BEGIN Data under study

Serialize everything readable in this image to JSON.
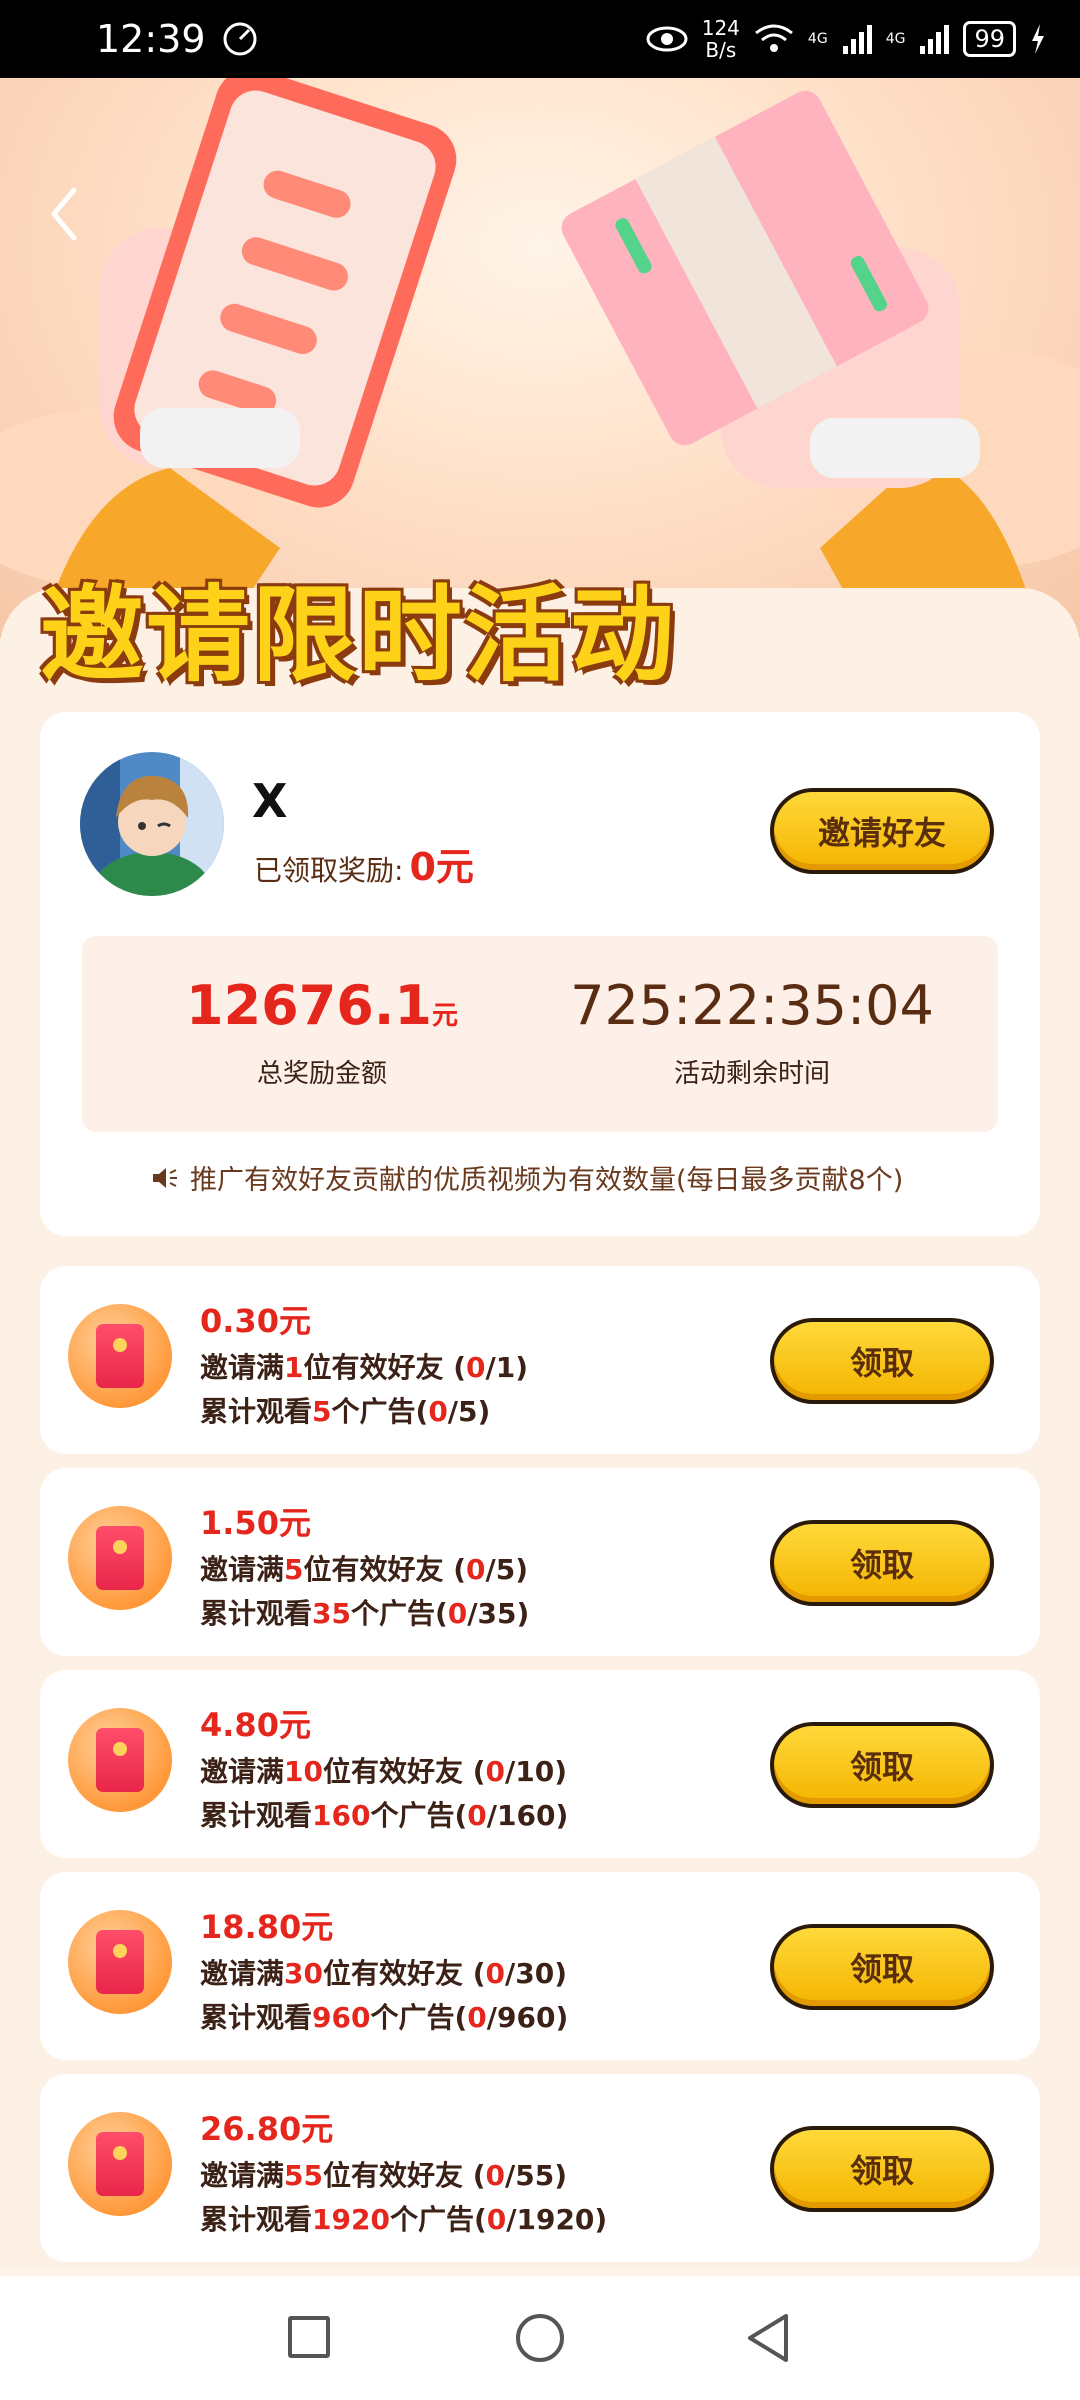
{
  "status_bar": {
    "time": "12:39",
    "net_speed_value": "124",
    "net_speed_unit": "B/s",
    "signal1_label": "4G",
    "signal2_label": "4G",
    "battery": "99"
  },
  "hero": {
    "title": "邀请限时活动",
    "back_icon": "chevron-left-icon"
  },
  "user": {
    "name": "X",
    "reward_label": "已领取奖励:",
    "reward_value": "0元",
    "invite_button": "邀请好友"
  },
  "stats": {
    "total_amount": "12676.1",
    "total_unit": "元",
    "total_label": "总奖励金额",
    "remaining_time": "725:22:35:04",
    "remaining_label": "活动剩余时间"
  },
  "notice": "推广有效好友贡献的优质视频为有效数量(每日最多贡献8个)",
  "tiers": [
    {
      "amount": "0.30元",
      "invite_prefix": "邀请满",
      "invite_count": "1",
      "invite_suffix": "位有效好友 (",
      "invite_done": "0",
      "invite_total": "/1)",
      "ad_prefix": "累计观看",
      "ad_count": "5",
      "ad_suffix": "个广告(",
      "ad_done": "0",
      "ad_total": "/5)",
      "button": "领取"
    },
    {
      "amount": "1.50元",
      "invite_prefix": "邀请满",
      "invite_count": "5",
      "invite_suffix": "位有效好友 (",
      "invite_done": "0",
      "invite_total": "/5)",
      "ad_prefix": "累计观看",
      "ad_count": "35",
      "ad_suffix": "个广告(",
      "ad_done": "0",
      "ad_total": "/35)",
      "button": "领取"
    },
    {
      "amount": "4.80元",
      "invite_prefix": "邀请满",
      "invite_count": "10",
      "invite_suffix": "位有效好友 (",
      "invite_done": "0",
      "invite_total": "/10)",
      "ad_prefix": "累计观看",
      "ad_count": "160",
      "ad_suffix": "个广告(",
      "ad_done": "0",
      "ad_total": "/160)",
      "button": "领取"
    },
    {
      "amount": "18.80元",
      "invite_prefix": "邀请满",
      "invite_count": "30",
      "invite_suffix": "位有效好友 (",
      "invite_done": "0",
      "invite_total": "/30)",
      "ad_prefix": "累计观看",
      "ad_count": "960",
      "ad_suffix": "个广告(",
      "ad_done": "0",
      "ad_total": "/960)",
      "button": "领取"
    },
    {
      "amount": "26.80元",
      "invite_prefix": "邀请满",
      "invite_count": "55",
      "invite_suffix": "位有效好友 (",
      "invite_done": "0",
      "invite_total": "/55)",
      "ad_prefix": "累计观看",
      "ad_count": "1920",
      "ad_suffix": "个广告(",
      "ad_done": "0",
      "ad_total": "/1920)",
      "button": "领取"
    }
  ],
  "colors": {
    "accent_red": "#e5261c",
    "button_yellow": "#f4b400",
    "title_yellow": "#ffd21a",
    "page_bg": "#fdf1e6"
  }
}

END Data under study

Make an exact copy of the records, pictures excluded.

_Output of the task_
Serialize everything readable in this image to JSON.
{
  "status_bar": {
    "time": "12:39",
    "net_speed_value": "124",
    "net_speed_unit": "B/s",
    "signal1_label": "4G",
    "signal2_label": "4G",
    "battery": "99"
  },
  "hero": {
    "title": "邀请限时活动",
    "back_icon": "chevron-left-icon"
  },
  "user": {
    "name": "X",
    "reward_label": "已领取奖励:",
    "reward_value": "0元",
    "invite_button": "邀请好友"
  },
  "stats": {
    "total_amount": "12676.1",
    "total_unit": "元",
    "total_label": "总奖励金额",
    "remaining_time": "725:22:35:04",
    "remaining_label": "活动剩余时间"
  },
  "notice": "推广有效好友贡献的优质视频为有效数量(每日最多贡献8个)",
  "tiers": [
    {
      "amount": "0.30元",
      "invite_prefix": "邀请满",
      "invite_count": "1",
      "invite_suffix": "位有效好友 (",
      "invite_done": "0",
      "invite_total": "/1)",
      "ad_prefix": "累计观看",
      "ad_count": "5",
      "ad_suffix": "个广告(",
      "ad_done": "0",
      "ad_total": "/5)",
      "button": "领取"
    },
    {
      "amount": "1.50元",
      "invite_prefix": "邀请满",
      "invite_count": "5",
      "invite_suffix": "位有效好友 (",
      "invite_done": "0",
      "invite_total": "/5)",
      "ad_prefix": "累计观看",
      "ad_count": "35",
      "ad_suffix": "个广告(",
      "ad_done": "0",
      "ad_total": "/35)",
      "button": "领取"
    },
    {
      "amount": "4.80元",
      "invite_prefix": "邀请满",
      "invite_count": "10",
      "invite_suffix": "位有效好友 (",
      "invite_done": "0",
      "invite_total": "/10)",
      "ad_prefix": "累计观看",
      "ad_count": "160",
      "ad_suffix": "个广告(",
      "ad_done": "0",
      "ad_total": "/160)",
      "button": "领取"
    },
    {
      "amount": "18.80元",
      "invite_prefix": "邀请满",
      "invite_count": "30",
      "invite_suffix": "位有效好友 (",
      "invite_done": "0",
      "invite_total": "/30)",
      "ad_prefix": "累计观看",
      "ad_count": "960",
      "ad_suffix": "个广告(",
      "ad_done": "0",
      "ad_total": "/960)",
      "button": "领取"
    },
    {
      "amount": "26.80元",
      "invite_prefix": "邀请满",
      "invite_count": "55",
      "invite_suffix": "位有效好友 (",
      "invite_done": "0",
      "invite_total": "/55)",
      "ad_prefix": "累计观看",
      "ad_count": "1920",
      "ad_suffix": "个广告(",
      "ad_done": "0",
      "ad_total": "/1920)",
      "button": "领取"
    }
  ],
  "colors": {
    "accent_red": "#e5261c",
    "button_yellow": "#f4b400",
    "title_yellow": "#ffd21a",
    "page_bg": "#fdf1e6"
  }
}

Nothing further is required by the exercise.